_Required action_. If a line of the entries below includes the word "description", it counts; state the total and nothing further.

_Excerpted data_.
------------------------------------------------
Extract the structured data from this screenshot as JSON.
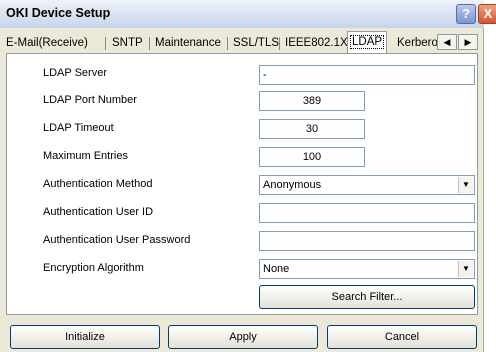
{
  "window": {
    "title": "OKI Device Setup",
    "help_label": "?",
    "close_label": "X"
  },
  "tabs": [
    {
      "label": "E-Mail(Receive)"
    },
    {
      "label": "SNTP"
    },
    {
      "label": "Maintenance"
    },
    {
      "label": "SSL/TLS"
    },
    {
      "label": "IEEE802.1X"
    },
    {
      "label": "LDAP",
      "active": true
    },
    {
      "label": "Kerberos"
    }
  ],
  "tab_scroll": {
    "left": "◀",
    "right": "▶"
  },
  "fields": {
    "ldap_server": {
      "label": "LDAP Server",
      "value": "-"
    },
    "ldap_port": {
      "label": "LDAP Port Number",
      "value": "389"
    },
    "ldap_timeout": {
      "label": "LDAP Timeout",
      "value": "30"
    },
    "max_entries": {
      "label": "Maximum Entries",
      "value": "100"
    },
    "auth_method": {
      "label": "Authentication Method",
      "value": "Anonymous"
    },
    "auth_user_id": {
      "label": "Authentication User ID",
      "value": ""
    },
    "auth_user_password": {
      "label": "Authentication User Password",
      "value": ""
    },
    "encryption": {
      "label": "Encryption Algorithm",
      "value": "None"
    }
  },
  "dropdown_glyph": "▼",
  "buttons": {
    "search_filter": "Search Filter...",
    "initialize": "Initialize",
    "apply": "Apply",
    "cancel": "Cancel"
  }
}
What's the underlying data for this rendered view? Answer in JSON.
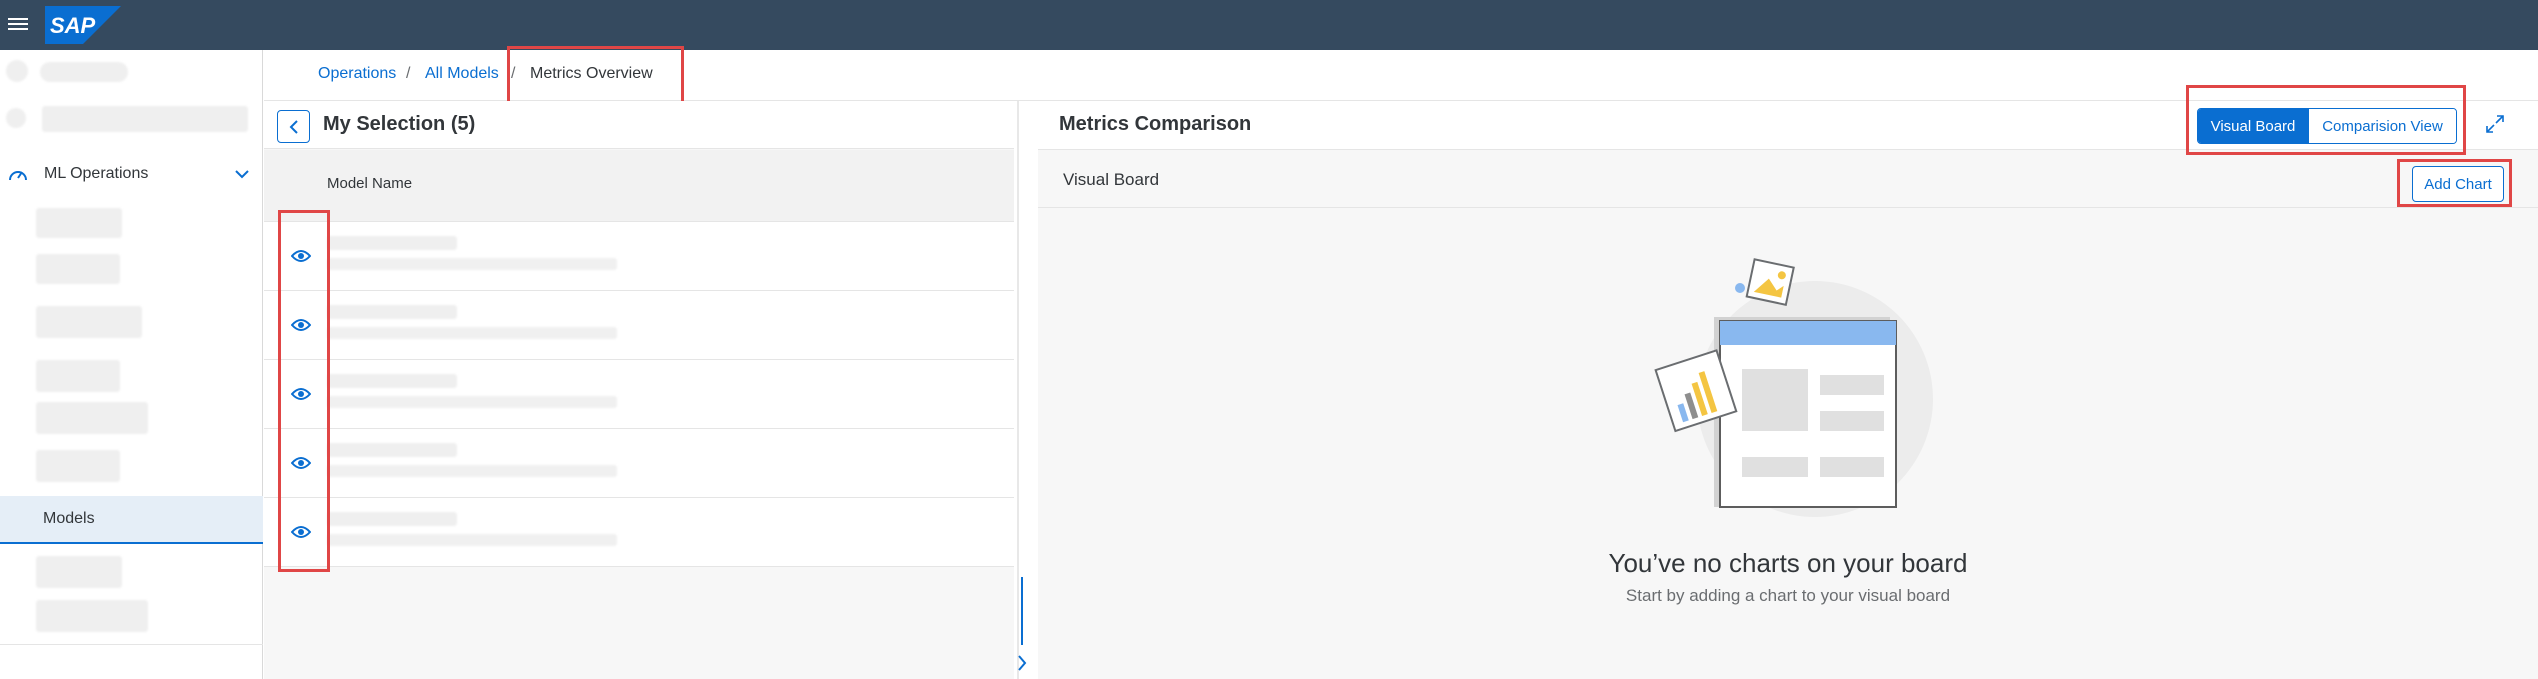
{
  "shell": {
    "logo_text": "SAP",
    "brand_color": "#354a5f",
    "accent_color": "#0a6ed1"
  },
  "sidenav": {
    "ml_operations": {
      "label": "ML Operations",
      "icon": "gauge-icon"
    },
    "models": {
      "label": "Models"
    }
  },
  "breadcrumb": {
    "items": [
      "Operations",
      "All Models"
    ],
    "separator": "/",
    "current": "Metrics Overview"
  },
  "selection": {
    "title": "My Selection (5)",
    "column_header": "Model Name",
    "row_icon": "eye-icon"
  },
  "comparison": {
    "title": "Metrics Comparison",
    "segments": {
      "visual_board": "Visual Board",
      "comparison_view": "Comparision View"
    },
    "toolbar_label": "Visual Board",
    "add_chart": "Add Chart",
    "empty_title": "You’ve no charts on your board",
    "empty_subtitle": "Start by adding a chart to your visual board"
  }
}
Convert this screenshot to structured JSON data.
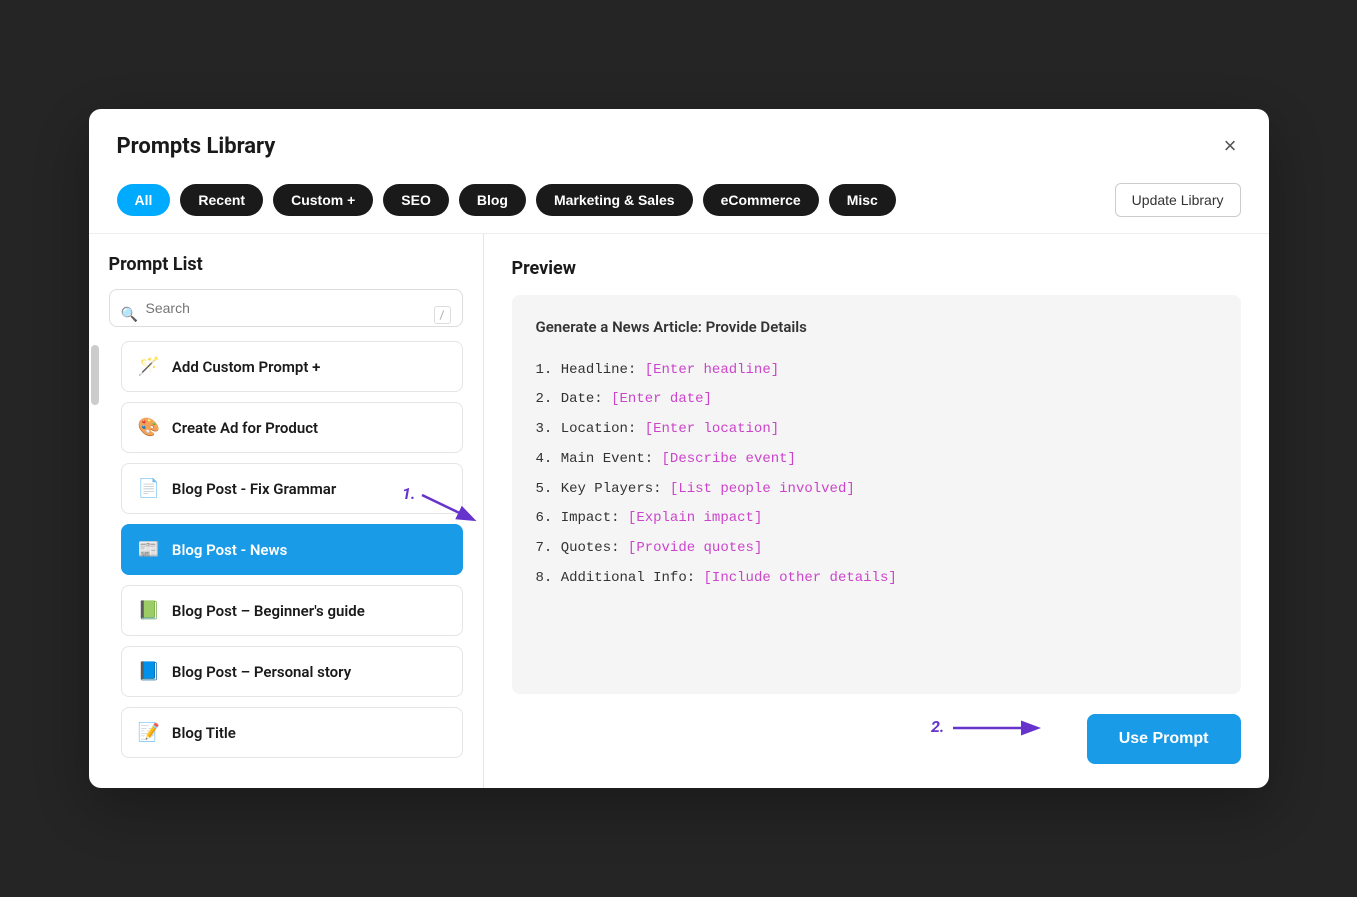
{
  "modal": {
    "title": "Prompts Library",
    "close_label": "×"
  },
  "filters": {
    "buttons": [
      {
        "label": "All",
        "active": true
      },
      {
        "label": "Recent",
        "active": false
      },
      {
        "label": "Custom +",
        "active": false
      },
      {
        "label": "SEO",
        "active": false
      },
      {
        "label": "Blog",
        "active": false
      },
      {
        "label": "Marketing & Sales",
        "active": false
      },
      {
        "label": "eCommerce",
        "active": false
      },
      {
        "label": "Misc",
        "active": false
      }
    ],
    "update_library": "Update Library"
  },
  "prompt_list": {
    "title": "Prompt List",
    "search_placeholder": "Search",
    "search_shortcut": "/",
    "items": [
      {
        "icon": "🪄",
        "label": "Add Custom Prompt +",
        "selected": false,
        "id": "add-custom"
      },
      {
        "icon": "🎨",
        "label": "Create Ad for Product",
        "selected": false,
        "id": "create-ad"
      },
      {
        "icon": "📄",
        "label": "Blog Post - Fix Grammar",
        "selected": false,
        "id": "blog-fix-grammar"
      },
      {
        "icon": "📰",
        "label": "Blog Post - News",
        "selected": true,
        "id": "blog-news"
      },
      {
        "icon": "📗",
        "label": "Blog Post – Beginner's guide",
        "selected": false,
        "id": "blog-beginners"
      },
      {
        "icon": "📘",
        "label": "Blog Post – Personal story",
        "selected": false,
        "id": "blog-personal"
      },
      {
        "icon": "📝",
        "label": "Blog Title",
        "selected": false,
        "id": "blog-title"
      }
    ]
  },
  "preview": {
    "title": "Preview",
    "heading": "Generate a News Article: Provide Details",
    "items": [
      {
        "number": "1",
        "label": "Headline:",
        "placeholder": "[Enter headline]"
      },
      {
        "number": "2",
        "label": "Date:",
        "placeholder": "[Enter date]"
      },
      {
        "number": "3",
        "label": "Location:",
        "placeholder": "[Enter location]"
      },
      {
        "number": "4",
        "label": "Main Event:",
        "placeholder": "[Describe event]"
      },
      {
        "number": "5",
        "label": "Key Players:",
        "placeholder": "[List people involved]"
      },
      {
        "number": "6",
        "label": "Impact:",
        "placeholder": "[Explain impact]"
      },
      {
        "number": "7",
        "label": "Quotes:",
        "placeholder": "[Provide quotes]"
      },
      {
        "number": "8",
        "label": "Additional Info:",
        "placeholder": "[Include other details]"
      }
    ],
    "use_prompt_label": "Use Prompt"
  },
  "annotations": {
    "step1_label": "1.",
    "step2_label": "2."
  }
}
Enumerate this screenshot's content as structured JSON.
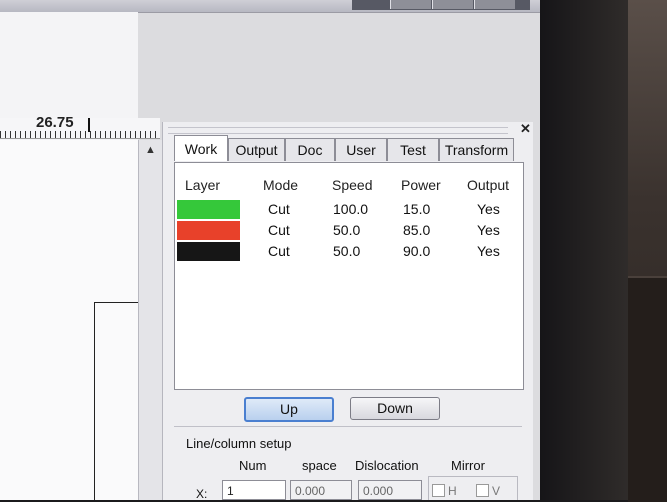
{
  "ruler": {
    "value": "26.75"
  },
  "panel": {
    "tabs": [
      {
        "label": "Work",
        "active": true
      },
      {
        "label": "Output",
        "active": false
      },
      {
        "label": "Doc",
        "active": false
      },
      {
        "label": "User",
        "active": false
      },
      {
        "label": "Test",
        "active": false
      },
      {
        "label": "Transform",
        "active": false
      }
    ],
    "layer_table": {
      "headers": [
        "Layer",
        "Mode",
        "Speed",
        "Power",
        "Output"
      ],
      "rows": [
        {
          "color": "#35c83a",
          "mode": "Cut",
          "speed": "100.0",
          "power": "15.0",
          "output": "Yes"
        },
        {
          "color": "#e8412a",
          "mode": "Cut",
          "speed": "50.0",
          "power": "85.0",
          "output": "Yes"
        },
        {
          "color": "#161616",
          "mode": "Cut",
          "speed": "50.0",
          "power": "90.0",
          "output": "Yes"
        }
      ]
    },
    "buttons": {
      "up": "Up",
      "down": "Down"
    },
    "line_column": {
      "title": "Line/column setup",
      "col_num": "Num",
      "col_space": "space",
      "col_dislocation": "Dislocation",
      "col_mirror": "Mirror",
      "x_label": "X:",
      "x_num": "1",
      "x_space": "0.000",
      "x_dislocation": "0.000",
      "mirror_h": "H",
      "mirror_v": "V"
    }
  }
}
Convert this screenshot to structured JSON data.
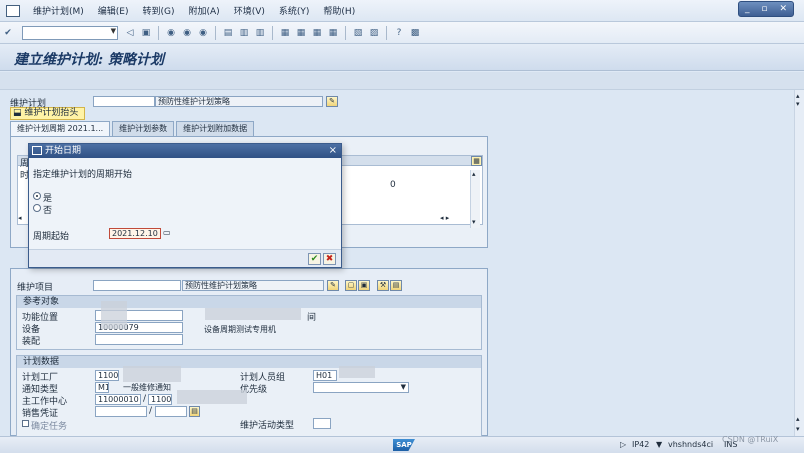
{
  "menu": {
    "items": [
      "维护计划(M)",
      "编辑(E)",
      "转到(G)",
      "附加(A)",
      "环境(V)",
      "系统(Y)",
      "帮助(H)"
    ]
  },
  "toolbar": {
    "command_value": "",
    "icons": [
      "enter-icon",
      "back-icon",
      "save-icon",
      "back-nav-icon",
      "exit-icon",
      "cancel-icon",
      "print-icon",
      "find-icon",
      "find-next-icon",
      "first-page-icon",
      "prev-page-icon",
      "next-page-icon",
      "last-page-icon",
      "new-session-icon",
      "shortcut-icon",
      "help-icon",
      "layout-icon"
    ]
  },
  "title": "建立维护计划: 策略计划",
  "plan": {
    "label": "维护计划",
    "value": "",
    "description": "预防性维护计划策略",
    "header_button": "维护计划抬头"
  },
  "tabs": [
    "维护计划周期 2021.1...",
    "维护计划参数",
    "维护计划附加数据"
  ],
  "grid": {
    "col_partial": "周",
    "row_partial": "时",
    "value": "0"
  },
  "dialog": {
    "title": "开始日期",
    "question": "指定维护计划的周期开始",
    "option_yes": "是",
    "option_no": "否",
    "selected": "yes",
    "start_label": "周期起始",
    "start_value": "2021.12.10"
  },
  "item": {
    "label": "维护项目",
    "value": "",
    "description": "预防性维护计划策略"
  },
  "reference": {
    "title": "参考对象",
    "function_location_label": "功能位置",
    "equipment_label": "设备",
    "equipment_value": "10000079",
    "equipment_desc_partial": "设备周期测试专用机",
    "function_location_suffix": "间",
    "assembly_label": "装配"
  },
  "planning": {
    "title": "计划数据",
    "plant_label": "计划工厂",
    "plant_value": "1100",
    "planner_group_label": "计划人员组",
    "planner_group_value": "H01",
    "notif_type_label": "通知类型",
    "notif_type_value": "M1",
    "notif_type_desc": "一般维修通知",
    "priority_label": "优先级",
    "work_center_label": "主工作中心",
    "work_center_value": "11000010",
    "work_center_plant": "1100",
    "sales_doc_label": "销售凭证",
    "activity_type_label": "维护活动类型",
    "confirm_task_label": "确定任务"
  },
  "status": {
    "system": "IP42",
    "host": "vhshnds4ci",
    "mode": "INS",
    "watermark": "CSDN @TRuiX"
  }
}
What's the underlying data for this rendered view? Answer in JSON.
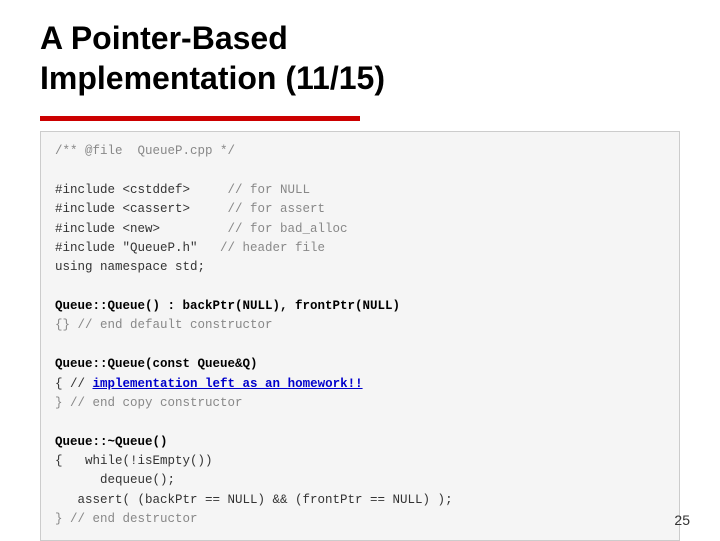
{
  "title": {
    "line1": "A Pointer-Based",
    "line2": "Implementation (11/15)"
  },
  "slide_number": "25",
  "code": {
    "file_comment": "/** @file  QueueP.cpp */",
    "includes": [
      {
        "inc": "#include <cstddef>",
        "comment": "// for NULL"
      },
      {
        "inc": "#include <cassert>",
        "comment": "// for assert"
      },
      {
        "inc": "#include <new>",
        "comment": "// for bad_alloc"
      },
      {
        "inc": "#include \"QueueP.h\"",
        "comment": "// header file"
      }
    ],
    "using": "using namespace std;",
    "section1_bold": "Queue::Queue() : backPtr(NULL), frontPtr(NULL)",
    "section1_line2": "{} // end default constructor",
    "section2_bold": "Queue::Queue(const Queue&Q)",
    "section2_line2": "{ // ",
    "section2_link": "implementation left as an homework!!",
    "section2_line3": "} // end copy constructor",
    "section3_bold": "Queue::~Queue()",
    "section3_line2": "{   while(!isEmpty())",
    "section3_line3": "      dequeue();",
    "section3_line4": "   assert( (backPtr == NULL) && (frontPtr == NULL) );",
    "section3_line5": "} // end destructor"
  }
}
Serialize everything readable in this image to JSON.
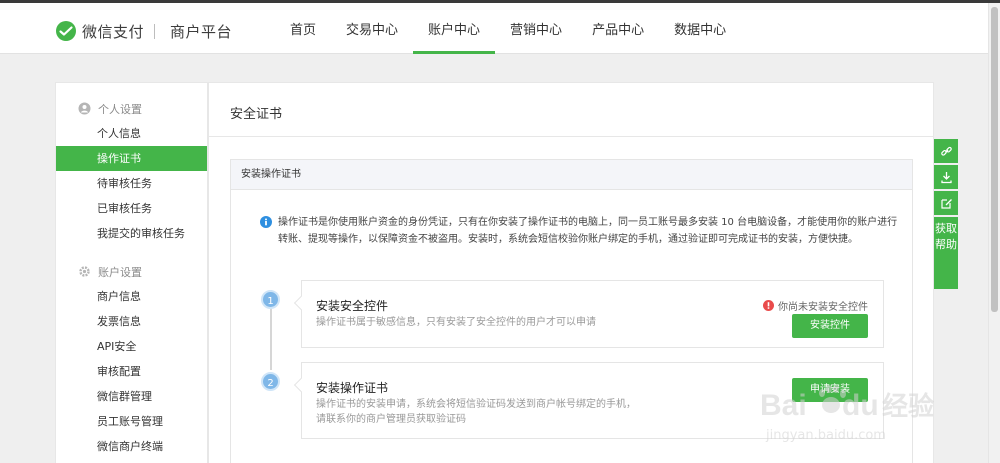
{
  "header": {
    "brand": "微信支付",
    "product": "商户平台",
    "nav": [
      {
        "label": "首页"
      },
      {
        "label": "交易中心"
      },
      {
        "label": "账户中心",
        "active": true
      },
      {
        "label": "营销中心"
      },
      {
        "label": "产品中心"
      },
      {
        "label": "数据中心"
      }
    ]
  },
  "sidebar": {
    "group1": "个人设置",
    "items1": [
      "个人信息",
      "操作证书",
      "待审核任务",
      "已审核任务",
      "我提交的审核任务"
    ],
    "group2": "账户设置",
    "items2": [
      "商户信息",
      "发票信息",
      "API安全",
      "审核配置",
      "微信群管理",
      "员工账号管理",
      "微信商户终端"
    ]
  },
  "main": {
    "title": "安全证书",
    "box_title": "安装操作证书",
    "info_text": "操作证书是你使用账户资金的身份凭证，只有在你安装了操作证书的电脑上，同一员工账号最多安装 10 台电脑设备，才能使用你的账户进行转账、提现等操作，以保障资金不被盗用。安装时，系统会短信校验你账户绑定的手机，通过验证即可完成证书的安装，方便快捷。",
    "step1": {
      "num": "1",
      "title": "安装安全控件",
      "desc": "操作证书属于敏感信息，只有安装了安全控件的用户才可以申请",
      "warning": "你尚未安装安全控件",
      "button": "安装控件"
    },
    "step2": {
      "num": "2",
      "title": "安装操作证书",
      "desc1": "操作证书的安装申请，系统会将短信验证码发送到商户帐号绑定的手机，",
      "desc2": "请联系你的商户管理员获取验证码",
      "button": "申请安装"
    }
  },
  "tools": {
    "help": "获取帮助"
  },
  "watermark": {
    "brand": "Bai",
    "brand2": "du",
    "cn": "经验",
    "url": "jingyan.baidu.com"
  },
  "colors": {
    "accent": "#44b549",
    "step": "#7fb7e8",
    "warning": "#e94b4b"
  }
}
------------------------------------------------
_Exercise result_. 2